WHAT THE EXERCISE ASKS ▸ In the entries below, filter for the word "looking" and copy every matching line.

Component data from apps and pages

Start of Block

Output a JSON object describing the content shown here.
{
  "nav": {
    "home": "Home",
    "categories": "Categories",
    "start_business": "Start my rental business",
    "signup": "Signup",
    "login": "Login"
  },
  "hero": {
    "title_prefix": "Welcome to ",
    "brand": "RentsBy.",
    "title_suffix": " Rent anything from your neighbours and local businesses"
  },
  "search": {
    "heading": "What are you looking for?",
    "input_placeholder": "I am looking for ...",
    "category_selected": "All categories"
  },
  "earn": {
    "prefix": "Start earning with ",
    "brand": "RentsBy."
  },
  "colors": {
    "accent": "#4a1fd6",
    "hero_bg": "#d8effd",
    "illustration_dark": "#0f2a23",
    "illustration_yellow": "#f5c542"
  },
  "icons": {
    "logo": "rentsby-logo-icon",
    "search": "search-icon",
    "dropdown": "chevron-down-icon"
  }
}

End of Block

PROBLEM SOLUTION ▸
    "heading": "What are you looking for?",
    "input_placeholder": "I am looking for ...",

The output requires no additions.